A creative extortion scheme is threatening websites with revenue loss by unleashing bad traffic that activates Google's AdSense anti-fraud systems, according to Krebs on Security. First, a fraudster threatens to flood the publisher's site with sketchy bot traffic. Then, Google's AdSense anti-fraud systems would pick up on that traffic and suspend the user's AdSense account. Naturally, all you have to do to make this problem go away is pay said fraudster $5,000 in bitcoin.
The emails have the kind of bad grammar and threatening tone that you'd expect. "Very soon the warning notice from above will appear at the dashboard of your AdSense account undoubtedly," it states. "This will happen due to the fact that we're about to flood your site with huge amount of direct bot generated web traffic with 100 percent bounce ratio and thousands of IP's in rotation -- a nightmare for every AdSense publisher."
Next an ad serving limit will be placed on your publisher account and all the revenue will be refunded to advertisers. This means that the main source of profit for your site will be temporarily suspended. It will take some time, usually a month, for the AdSense to lift your ad ban, but if this happens we will have all the resources needed to flood your site again with bad quality web traffic which will lead to second AdSense ban that could be permanent!
The message clinically states that Google will likely place an ad serving limit on your account and refund advertiser revenue. Once the ad ban is lifted, they'll "flood your site again with bad quality web traffic which will lead to second AdSense ban that could be permanent!" according to the email. The bad guys are no doubt hoping that publishers will just pay up rather than seeing their ad revenue go up in smoke.
The unnamed recipient of this email thought it could be a bluff, but it's easy to see how a scheme like this could work. Google is very touchy about fraudulent clicks designed to increase ad revenue, particularly coming from "automated clicking tools or traffic sources," aka clickbots. As such, it recently announced a crackdown on such fraud.

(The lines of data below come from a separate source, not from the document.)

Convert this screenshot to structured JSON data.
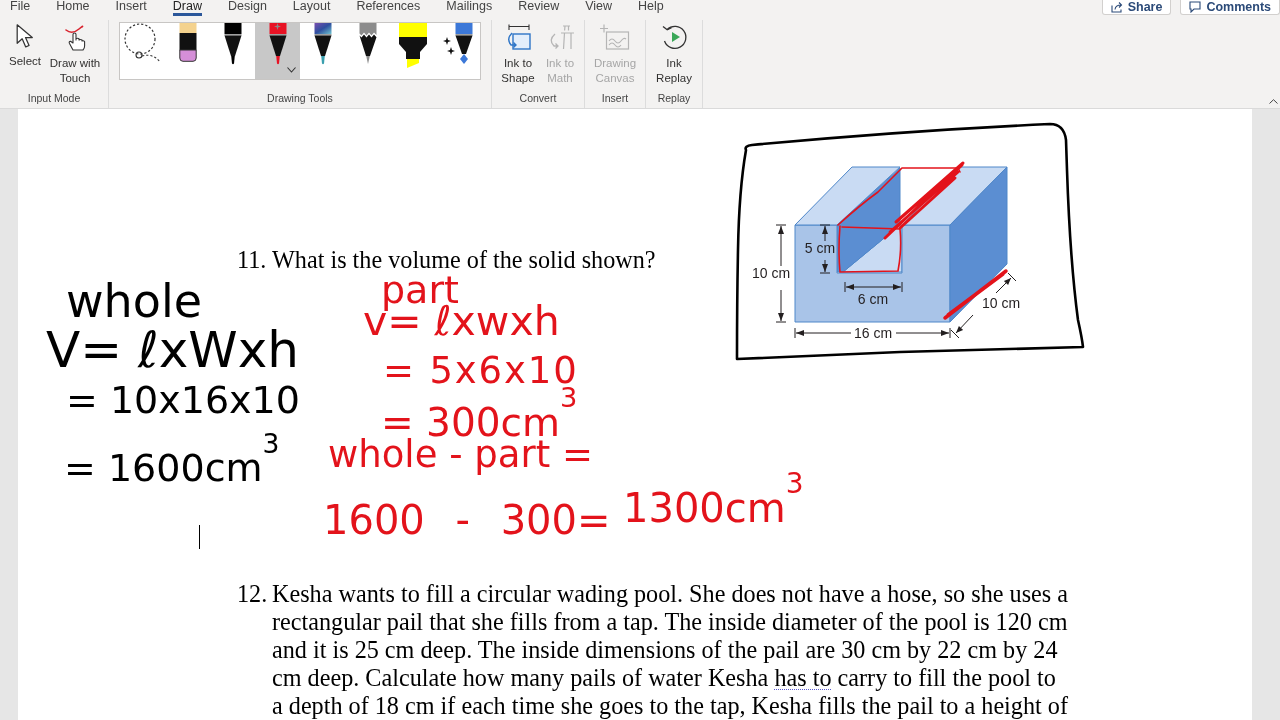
{
  "tabs": [
    {
      "label": "File",
      "selected": false
    },
    {
      "label": "Home",
      "selected": false
    },
    {
      "label": "Insert",
      "selected": false
    },
    {
      "label": "Draw",
      "selected": true
    },
    {
      "label": "Design",
      "selected": false
    },
    {
      "label": "Layout",
      "selected": false
    },
    {
      "label": "References",
      "selected": false
    },
    {
      "label": "Mailings",
      "selected": false
    },
    {
      "label": "Review",
      "selected": false
    },
    {
      "label": "View",
      "selected": false
    },
    {
      "label": "Help",
      "selected": false
    }
  ],
  "header_buttons": [
    {
      "kind": "share",
      "label": "Share"
    },
    {
      "kind": "comments",
      "label": "Comments"
    }
  ],
  "ribbon_groups": [
    {
      "label": "Input Mode",
      "buttons": [
        {
          "kind": "select",
          "label": "Select",
          "disabled": false
        },
        {
          "kind": "touch",
          "label": "Draw with Touch",
          "disabled": false
        }
      ]
    },
    {
      "label": "Drawing Tools",
      "gallery": [
        {
          "kind": "lasso",
          "selected": false
        },
        {
          "kind": "eraser",
          "selected": false
        },
        {
          "kind": "pen",
          "color": "#000000",
          "selected": false
        },
        {
          "kind": "pen",
          "color": "#e81224",
          "selected": true
        },
        {
          "kind": "galaxy_pen",
          "color": "#3a9fae",
          "selected": false
        },
        {
          "kind": "pencil",
          "color": "#8c8c8c",
          "selected": false
        },
        {
          "kind": "highlighter",
          "color": "#ffff00",
          "selected": false
        },
        {
          "kind": "action_pen",
          "color": "#3c78d8",
          "selected": false
        }
      ]
    },
    {
      "label": "Convert",
      "buttons": [
        {
          "kind": "ink_to_shape",
          "label": "Ink to Shape",
          "disabled": false
        },
        {
          "kind": "ink_to_math",
          "label": "Ink to Math",
          "disabled": true
        }
      ]
    },
    {
      "label": "Insert",
      "buttons": [
        {
          "kind": "canvas",
          "label": "Drawing Canvas",
          "disabled": true
        }
      ]
    },
    {
      "label": "Replay",
      "buttons": [
        {
          "kind": "replay",
          "label": "Ink Replay",
          "disabled": false
        }
      ]
    }
  ],
  "document": {
    "questions": [
      {
        "number": "11.",
        "parts": [
          {
            "text": "What is the volume of the solid shown?",
            "flagged": false
          }
        ]
      },
      {
        "number": "12.",
        "parts": [
          {
            "text": "Kesha wants to fill a circular wading pool. She does not have a hose, so she uses a\nrectangular pail that she fills from a tap. The inside diameter of the pool is 120 cm\nand it is 25 cm deep. The inside dimensions of the pail are 30 cm by 22 cm by 24\ncm deep. Calculate how many pails of water Kesha ",
            "flagged": false
          },
          {
            "text": "has to",
            "flagged": true
          },
          {
            "text": " carry to fill the pool to\na depth of 18 cm if each time she goes to the tap, Kesha fills the pail to a height of",
            "flagged": false
          }
        ]
      }
    ],
    "figure": {
      "dimension_labels": [
        "10 cm",
        "5 cm",
        "6 cm",
        "16 cm",
        "10 cm"
      ]
    },
    "ink": [
      {
        "text": "whole",
        "color": "#000000"
      },
      {
        "text": "V= ℓxWxh",
        "color": "#000000"
      },
      {
        "text": "= 10x16x10",
        "color": "#000000"
      },
      {
        "text": "= 1600cm$^{3}$",
        "color": "#000000"
      },
      {
        "text": "part",
        "color": "#e3131b"
      },
      {
        "text": "v= ℓxwxh",
        "color": "#e3131b"
      },
      {
        "text": "= 5x6x10",
        "color": "#e3131b"
      },
      {
        "text": "= 300cm$^{3}$",
        "color": "#e3131b"
      },
      {
        "text": "whole - part =",
        "color": "#e3131b"
      },
      {
        "text": "1600 - 300=",
        "color": "#e3131b"
      },
      {
        "text": "1300cm$^{3}$",
        "color": "#e3131b"
      }
    ]
  }
}
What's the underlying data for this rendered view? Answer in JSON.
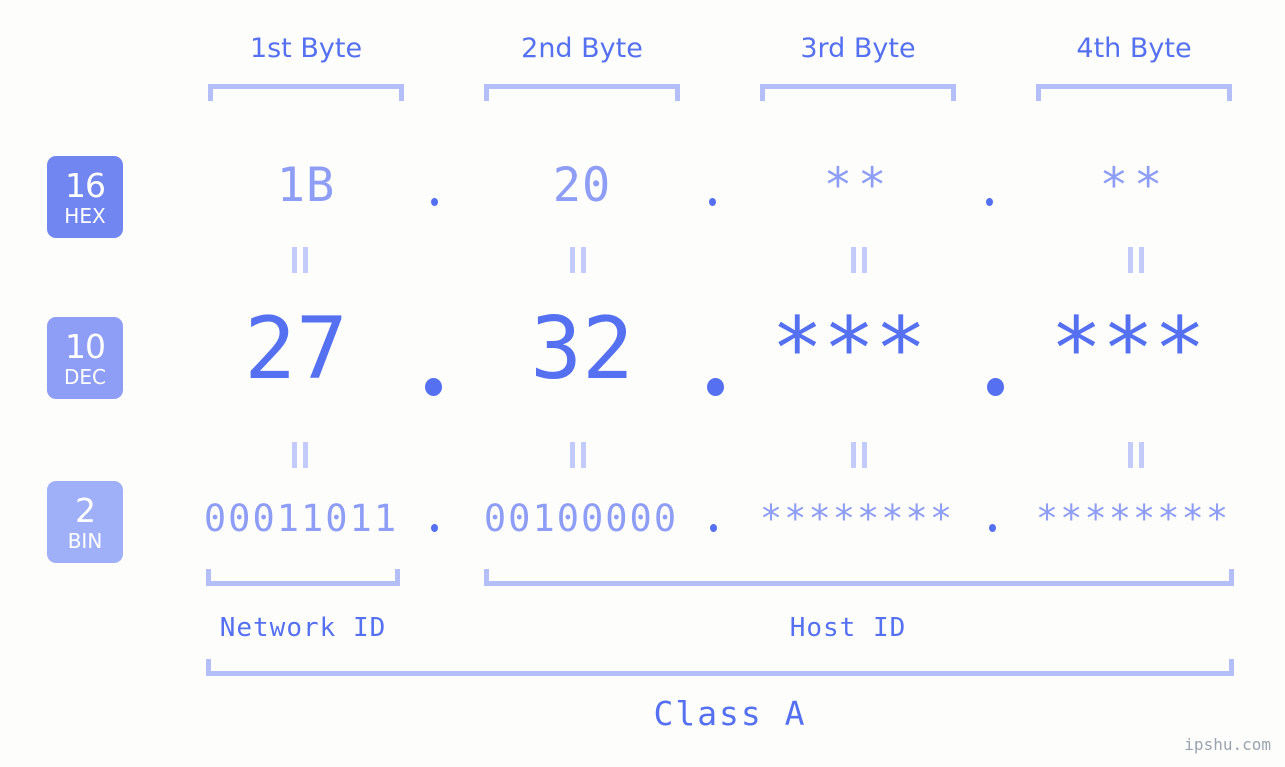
{
  "background_color": "#fdfefb",
  "colors": {
    "accent_strong": "#5570f1",
    "accent_mid": "#8e9df6",
    "accent_light": "#b4bffa",
    "equals_mark": "#c2cbfb",
    "badge_hex": "#7186f0",
    "badge_dec": "#8e9df6",
    "badge_bin": "#9fb0f8",
    "watermark": "#9aa3b0"
  },
  "byte_headers": [
    {
      "label": "1st Byte"
    },
    {
      "label": "2nd Byte"
    },
    {
      "label": "3rd Byte"
    },
    {
      "label": "4th Byte"
    }
  ],
  "bases": [
    {
      "number": "16",
      "name": "HEX"
    },
    {
      "number": "10",
      "name": "DEC"
    },
    {
      "number": "2",
      "name": "BIN"
    }
  ],
  "rows": {
    "hex": {
      "base_number": "16",
      "base_name": "HEX",
      "values": [
        "1B",
        "20",
        "**",
        "**"
      ],
      "separators": [
        ".",
        ".",
        "."
      ]
    },
    "dec": {
      "base_number": "10",
      "base_name": "DEC",
      "values": [
        "27",
        "32",
        "***",
        "***"
      ],
      "separators": [
        ".",
        ".",
        "."
      ]
    },
    "bin": {
      "base_number": "2",
      "base_name": "BIN",
      "values": [
        "00011011",
        "00100000",
        "********",
        "********"
      ],
      "separators": [
        ".",
        ".",
        "."
      ]
    }
  },
  "equals_marks": {
    "glyph": "=",
    "count_per_row": 4,
    "rows": 2
  },
  "sections": {
    "network_id": "Network ID",
    "host_id": "Host ID",
    "class": "Class A"
  },
  "watermark": "ipshu.com"
}
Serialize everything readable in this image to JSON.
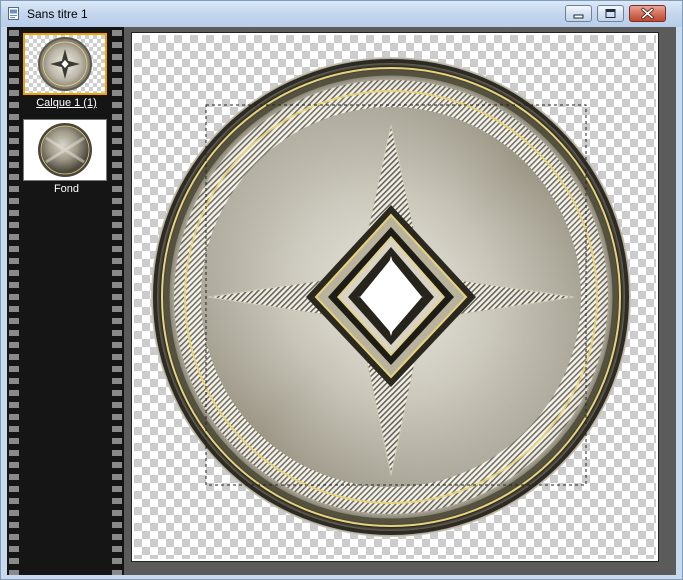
{
  "window": {
    "title": "Sans titre 1"
  },
  "layers": [
    {
      "name": "Calque 1 (1)",
      "selected": true
    },
    {
      "name": "Fond",
      "selected": false
    }
  ],
  "icons": {
    "app": "document-icon",
    "minimize": "minimize-icon",
    "maximize": "maximize-icon",
    "close": "close-icon"
  },
  "colors": {
    "selection_border": "#f0a000",
    "close_button": "#c1472f",
    "medallion_base": "#b5b1a3",
    "medallion_gold": "#e7d37c"
  }
}
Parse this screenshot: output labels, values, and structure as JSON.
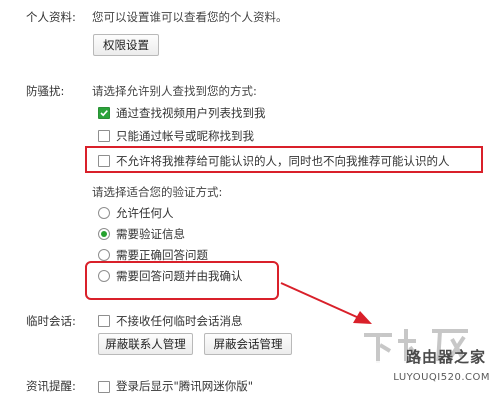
{
  "profile": {
    "label": "个人资料:",
    "desc": "您可以设置谁可以查看您的个人资料。",
    "permission_button": "权限设置"
  },
  "anti_harass": {
    "label": "防骚扰:",
    "find_prompt": "请选择允许别人查找到您的方式:",
    "find_options": [
      {
        "label": "通过查找视频用户列表找到我",
        "checked": true
      },
      {
        "label": "只能通过帐号或昵称找到我",
        "checked": false
      },
      {
        "label": "不允许将我推荐给可能认识的人，同时也不向我推荐可能认识的人",
        "checked": false
      }
    ],
    "verify_prompt": "请选择适合您的验证方式:",
    "verify_options": [
      {
        "label": "允许任何人",
        "selected": false
      },
      {
        "label": "需要验证信息",
        "selected": true
      },
      {
        "label": "需要正确回答问题",
        "selected": false
      },
      {
        "label": "需要回答问题并由我确认",
        "selected": false
      }
    ]
  },
  "temp_chat": {
    "label": "临时会话:",
    "option": "不接收任何临时会话消息",
    "button_block_contacts": "屏蔽联系人管理",
    "button_block_sessions": "屏蔽会话管理"
  },
  "news": {
    "label": "资讯提醒:",
    "option": "登录后显示\"腾讯网迷你版\""
  },
  "watermark": {
    "site_name": "路由器之家",
    "url": "LUYOUQI520.COM"
  },
  "colors": {
    "highlight": "#d9202a",
    "check_green": "#2aa33a"
  }
}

Google is aware of issues around ad extortion, though. "We hear a lot about the potential for sabotage, it's extremely rare in practice, and we have built some safeguards in place to prevent sabotage from succeeding," Google told Krebs in a statement. It advised websites to not engage fraudsters and to communicate "any concerns about invalid traffic."
However, as many publishers know, it's notoriously difficult to contact a human inside Google about AdSense issues. If there's a problem, they often only hear about it after Google has already taken action -- and the appeals process can be difficult, long and frustratingly opaque.